"We continued to write letters, and we sent money to Sister Mary who puts it in her bank account and gives it to Kim when she needs things," Hodo said.
Xuan Mai and Ha encouraged him to come and visit.
"When you go to Vietnam, you either go all alone or you go on a battlefield tour, and I don't care about a battlefield tour; I've been there," Hodo said.
He started looking around for someone to accompany him to Vietnam -- someone who was from there and knew the language.
Hodo first asked Lisa Vu's husband, Ted, to go, all expenses paid. He declined the offer, but she knew another possibility.
In 1978 at the age of 12, Vinh Nguyen of Broken Arrow arrived in the U.S. with his brothers after a six-month boat trek. His parents followed a few years later, but his oldest sister remained in Vietnam.
Nguyen had always wanted to return to visit Vietnam. He had even discussed the possibility with a cousin, but Nguyen lacked the finances.
"My cousin called one Sunday and wanted me to buy a ticket, and I said no, I can't go," Nguyen said.
"Later that same day Lisa asked if I wanted to go to Vietnam -- it all happened in one day."
Nguyen knew this opportunity was something he couldn't pass up.
The pair spent the months after their initial meeting preparing for the trip, and have since become good friends. Nguyen said returning to Vietnam is not simply about visiting family, but something more.
"I considered Dennis a great guy with a big heart, so to me, I'm just glad to help my friend," Nguyen said.
"I like to help people -- period. That's my heart, that's my goal."
Nguyen, a data analyst at St. Francis Hospital, saved up vacation time and will remain in Vietnam for two weeks after Hodo returns.
While Hodo had no apprehension about traveling to Vietnam, Nguyen had some reservations.
A U.S. citizen, Nguyen said he may experience some problems with the authorities because of his Vietnamese heritage.
Hodo asked Xuan Mai and Ha if there were any items they needed.

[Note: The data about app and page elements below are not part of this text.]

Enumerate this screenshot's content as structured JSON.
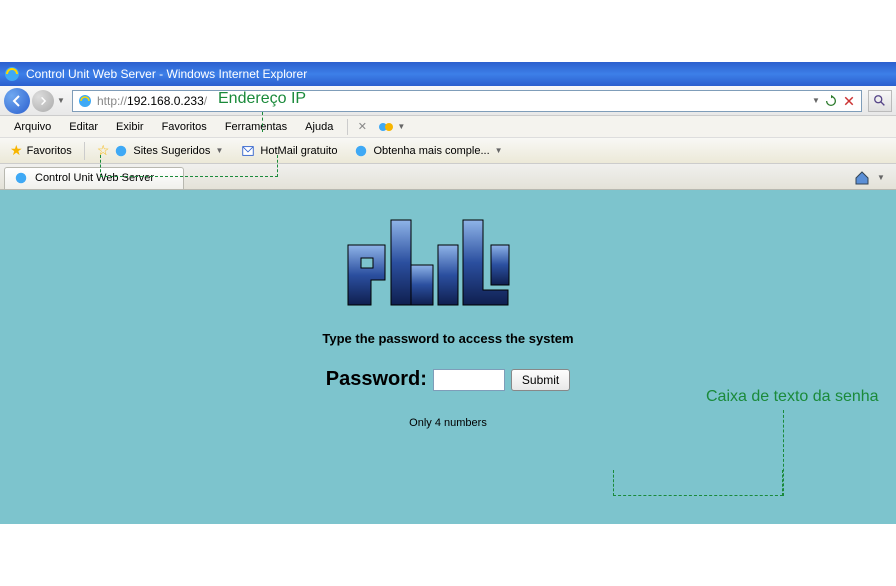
{
  "annotations": {
    "ip_label": "Endereço IP",
    "pwd_box_label": "Caixa de texto da senha"
  },
  "titlebar": {
    "title": "Control Unit Web Server - Windows Internet Explorer"
  },
  "address": {
    "scheme": "http://",
    "ip": "192.168.0.233",
    "trail": "/"
  },
  "menus": {
    "arquivo": "Arquivo",
    "editar": "Editar",
    "exibir": "Exibir",
    "favoritos": "Favoritos",
    "ferramentas": "Ferramentas",
    "ajuda": "Ajuda"
  },
  "favbar": {
    "favoritos": "Favoritos",
    "sites_sugeridos": "Sites Sugeridos",
    "hotmail": "HotMail gratuito",
    "obtenha": "Obtenha mais comple..."
  },
  "tab": {
    "title": "Control Unit Web Server"
  },
  "login": {
    "prompt": "Type the password to access the system",
    "label": "Password:",
    "submit": "Submit",
    "hint": "Only 4 numbers"
  }
}
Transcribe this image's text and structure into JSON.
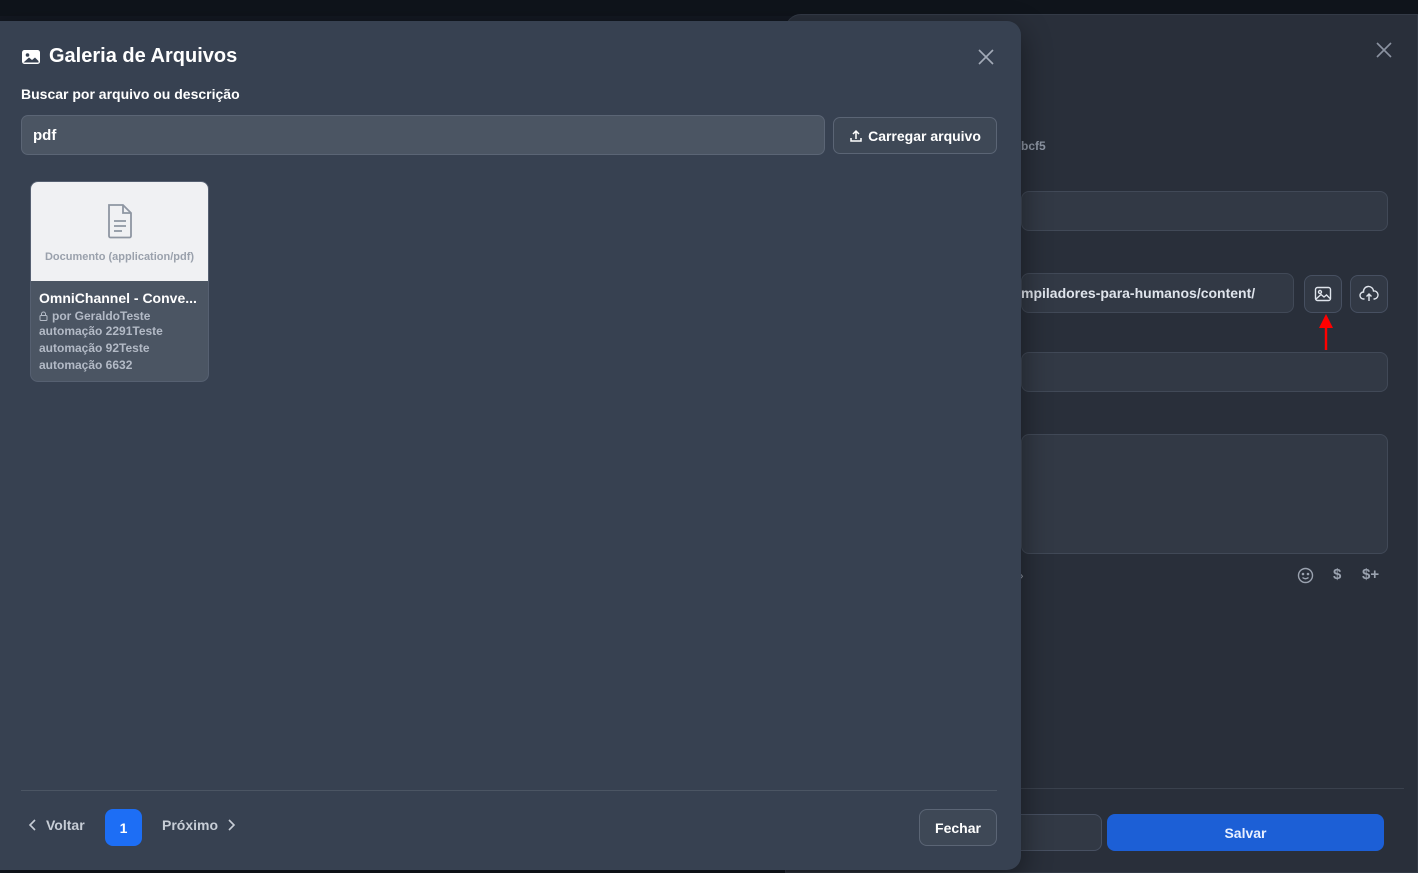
{
  "background_modal": {
    "hash_fragment": "bcf5",
    "url_value": "mpiladores-para-humanos/content/",
    "tools": [
      "emoji-icon",
      "dollar-icon",
      "dollar-plus-icon"
    ],
    "dollar_label": "$",
    "dollar_plus_label": "$+",
    "save_label": "Salvar"
  },
  "gallery": {
    "title": "Galeria de Arquivos",
    "search_label": "Buscar por arquivo ou descrição",
    "search_value": "pdf",
    "upload_label": "Carregar arquivo",
    "files": [
      {
        "type_label": "Documento (application/pdf)",
        "name": "OmniChannel - Conve...",
        "author": "por GeraldoTeste",
        "description_lines": [
          "automação 2291Teste",
          "automação 92Teste",
          "automação 6632"
        ]
      }
    ],
    "pagination": {
      "prev_label": "Voltar",
      "current_page": "1",
      "next_label": "Próximo"
    },
    "close_label": "Fechar"
  },
  "colors": {
    "modal_bg": "#374151",
    "accent": "#1d6ef5",
    "save_button": "#1c5fd6",
    "annotation_arrow": "#ff0000"
  }
}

The list was simple -- Crest Toothpaste, Pert Shampoo, and American candy.
For Hodo, this trip means the end of a journey that started with a 20-year-old soldier's chance encounter with a child he had never known.
"I spent 30 years wondering how she's doing and thinking I'd like to see her again some day, and now I am."